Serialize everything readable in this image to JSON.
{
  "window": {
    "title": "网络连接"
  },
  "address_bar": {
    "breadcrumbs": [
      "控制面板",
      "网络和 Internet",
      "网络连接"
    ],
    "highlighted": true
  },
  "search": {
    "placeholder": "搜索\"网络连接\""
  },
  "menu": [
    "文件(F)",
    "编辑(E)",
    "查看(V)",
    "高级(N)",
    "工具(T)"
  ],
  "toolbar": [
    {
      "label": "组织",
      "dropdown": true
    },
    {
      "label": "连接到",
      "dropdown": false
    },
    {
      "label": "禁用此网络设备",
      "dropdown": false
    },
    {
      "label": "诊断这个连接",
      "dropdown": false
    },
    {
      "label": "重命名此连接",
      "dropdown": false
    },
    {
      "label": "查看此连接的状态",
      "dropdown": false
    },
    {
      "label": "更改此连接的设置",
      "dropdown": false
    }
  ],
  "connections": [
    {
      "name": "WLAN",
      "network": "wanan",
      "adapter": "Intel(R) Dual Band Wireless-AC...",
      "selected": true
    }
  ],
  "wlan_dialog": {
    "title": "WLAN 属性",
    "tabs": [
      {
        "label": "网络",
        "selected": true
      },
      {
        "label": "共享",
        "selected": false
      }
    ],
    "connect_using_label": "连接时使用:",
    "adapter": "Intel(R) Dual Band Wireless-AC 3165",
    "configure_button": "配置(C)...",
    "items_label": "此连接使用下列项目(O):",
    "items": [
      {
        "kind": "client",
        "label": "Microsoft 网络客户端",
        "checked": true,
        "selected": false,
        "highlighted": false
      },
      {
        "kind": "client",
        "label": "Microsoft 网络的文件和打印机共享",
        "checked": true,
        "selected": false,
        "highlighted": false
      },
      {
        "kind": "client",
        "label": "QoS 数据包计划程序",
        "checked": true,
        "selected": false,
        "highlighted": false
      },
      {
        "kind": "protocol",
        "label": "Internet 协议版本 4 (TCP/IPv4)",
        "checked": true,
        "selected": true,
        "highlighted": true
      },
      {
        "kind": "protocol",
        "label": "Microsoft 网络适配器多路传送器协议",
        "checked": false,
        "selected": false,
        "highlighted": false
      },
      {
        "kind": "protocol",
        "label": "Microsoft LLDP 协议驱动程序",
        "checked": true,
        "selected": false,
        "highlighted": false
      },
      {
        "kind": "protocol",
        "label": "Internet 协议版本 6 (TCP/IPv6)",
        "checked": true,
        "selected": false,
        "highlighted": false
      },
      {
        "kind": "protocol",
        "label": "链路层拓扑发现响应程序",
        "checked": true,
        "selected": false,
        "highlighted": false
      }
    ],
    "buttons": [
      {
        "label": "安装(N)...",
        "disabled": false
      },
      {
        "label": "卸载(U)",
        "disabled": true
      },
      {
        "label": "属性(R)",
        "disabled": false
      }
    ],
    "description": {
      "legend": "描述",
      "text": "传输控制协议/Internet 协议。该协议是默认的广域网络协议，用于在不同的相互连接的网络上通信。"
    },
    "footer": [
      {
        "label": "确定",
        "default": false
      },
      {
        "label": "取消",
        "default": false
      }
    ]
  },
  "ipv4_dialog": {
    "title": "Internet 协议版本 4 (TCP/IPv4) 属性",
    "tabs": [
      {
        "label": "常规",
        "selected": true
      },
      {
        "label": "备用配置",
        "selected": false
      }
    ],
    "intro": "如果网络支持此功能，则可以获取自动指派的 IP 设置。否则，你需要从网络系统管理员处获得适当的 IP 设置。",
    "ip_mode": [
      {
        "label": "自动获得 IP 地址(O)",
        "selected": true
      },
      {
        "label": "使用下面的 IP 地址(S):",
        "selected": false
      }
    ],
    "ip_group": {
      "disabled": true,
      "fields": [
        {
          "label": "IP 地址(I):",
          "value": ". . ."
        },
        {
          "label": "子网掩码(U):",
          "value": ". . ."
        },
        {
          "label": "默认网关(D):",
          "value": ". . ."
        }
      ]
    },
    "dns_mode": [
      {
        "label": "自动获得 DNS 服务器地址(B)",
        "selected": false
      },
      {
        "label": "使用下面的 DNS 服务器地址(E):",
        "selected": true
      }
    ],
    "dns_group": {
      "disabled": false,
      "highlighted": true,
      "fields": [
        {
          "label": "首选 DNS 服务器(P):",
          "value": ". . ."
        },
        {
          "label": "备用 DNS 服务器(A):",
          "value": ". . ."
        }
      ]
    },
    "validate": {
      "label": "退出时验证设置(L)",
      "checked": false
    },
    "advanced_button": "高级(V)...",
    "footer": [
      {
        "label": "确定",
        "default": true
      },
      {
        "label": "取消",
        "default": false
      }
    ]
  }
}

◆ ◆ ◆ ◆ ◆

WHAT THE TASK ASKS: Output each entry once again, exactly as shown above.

SOLUTION:
Serialize everything readable in this image to JSON.
{
  "window": {
    "title": "网络连接"
  },
  "address_bar": {
    "breadcrumbs": [
      "控制面板",
      "网络和 Internet",
      "网络连接"
    ],
    "highlighted": true
  },
  "search": {
    "placeholder": "搜索\"网络连接\""
  },
  "menu": [
    "文件(F)",
    "编辑(E)",
    "查看(V)",
    "高级(N)",
    "工具(T)"
  ],
  "toolbar": [
    {
      "label": "组织",
      "dropdown": true
    },
    {
      "label": "连接到",
      "dropdown": false
    },
    {
      "label": "禁用此网络设备",
      "dropdown": false
    },
    {
      "label": "诊断这个连接",
      "dropdown": false
    },
    {
      "label": "重命名此连接",
      "dropdown": false
    },
    {
      "label": "查看此连接的状态",
      "dropdown": false
    },
    {
      "label": "更改此连接的设置",
      "dropdown": false
    }
  ],
  "connections": [
    {
      "name": "WLAN",
      "network": "wanan",
      "adapter": "Intel(R) Dual Band Wireless-AC...",
      "selected": true
    }
  ],
  "wlan_dialog": {
    "title": "WLAN 属性",
    "tabs": [
      {
        "label": "网络",
        "selected": true
      },
      {
        "label": "共享",
        "selected": false
      }
    ],
    "connect_using_label": "连接时使用:",
    "adapter": "Intel(R) Dual Band Wireless-AC 3165",
    "configure_button": "配置(C)...",
    "items_label": "此连接使用下列项目(O):",
    "items": [
      {
        "kind": "client",
        "label": "Microsoft 网络客户端",
        "checked": true,
        "selected": false,
        "highlighted": false
      },
      {
        "kind": "client",
        "label": "Microsoft 网络的文件和打印机共享",
        "checked": true,
        "selected": false,
        "highlighted": false
      },
      {
        "kind": "client",
        "label": "QoS 数据包计划程序",
        "checked": true,
        "selected": false,
        "highlighted": false
      },
      {
        "kind": "protocol",
        "label": "Internet 协议版本 4 (TCP/IPv4)",
        "checked": true,
        "selected": true,
        "highlighted": true
      },
      {
        "kind": "protocol",
        "label": "Microsoft 网络适配器多路传送器协议",
        "checked": false,
        "selected": false,
        "highlighted": false
      },
      {
        "kind": "protocol",
        "label": "Microsoft LLDP 协议驱动程序",
        "checked": true,
        "selected": false,
        "highlighted": false
      },
      {
        "kind": "protocol",
        "label": "Internet 协议版本 6 (TCP/IPv6)",
        "checked": true,
        "selected": false,
        "highlighted": false
      },
      {
        "kind": "protocol",
        "label": "链路层拓扑发现响应程序",
        "checked": true,
        "selected": false,
        "highlighted": false
      }
    ],
    "buttons": [
      {
        "label": "安装(N)...",
        "disabled": false
      },
      {
        "label": "卸载(U)",
        "disabled": true
      },
      {
        "label": "属性(R)",
        "disabled": false
      }
    ],
    "description": {
      "legend": "描述",
      "text": "传输控制协议/Internet 协议。该协议是默认的广域网络协议，用于在不同的相互连接的网络上通信。"
    },
    "footer": [
      {
        "label": "确定",
        "default": false
      },
      {
        "label": "取消",
        "default": false
      }
    ]
  },
  "ipv4_dialog": {
    "title": "Internet 协议版本 4 (TCP/IPv4) 属性",
    "tabs": [
      {
        "label": "常规",
        "selected": true
      },
      {
        "label": "备用配置",
        "selected": false
      }
    ],
    "intro": "如果网络支持此功能，则可以获取自动指派的 IP 设置。否则，你需要从网络系统管理员处获得适当的 IP 设置。",
    "ip_mode": [
      {
        "label": "自动获得 IP 地址(O)",
        "selected": true
      },
      {
        "label": "使用下面的 IP 地址(S):",
        "selected": false
      }
    ],
    "ip_group": {
      "disabled": true,
      "fields": [
        {
          "label": "IP 地址(I):",
          "value": ". . ."
        },
        {
          "label": "子网掩码(U):",
          "value": ". . ."
        },
        {
          "label": "默认网关(D):",
          "value": ". . ."
        }
      ]
    },
    "dns_mode": [
      {
        "label": "自动获得 DNS 服务器地址(B)",
        "selected": false
      },
      {
        "label": "使用下面的 DNS 服务器地址(E):",
        "selected": true
      }
    ],
    "dns_group": {
      "disabled": false,
      "highlighted": true,
      "fields": [
        {
          "label": "首选 DNS 服务器(P):",
          "value": ". . ."
        },
        {
          "label": "备用 DNS 服务器(A):",
          "value": ". . ."
        }
      ]
    },
    "validate": {
      "label": "退出时验证设置(L)",
      "checked": false
    },
    "advanced_button": "高级(V)...",
    "footer": [
      {
        "label": "确定",
        "default": true
      },
      {
        "label": "取消",
        "default": false
      }
    ]
  }
}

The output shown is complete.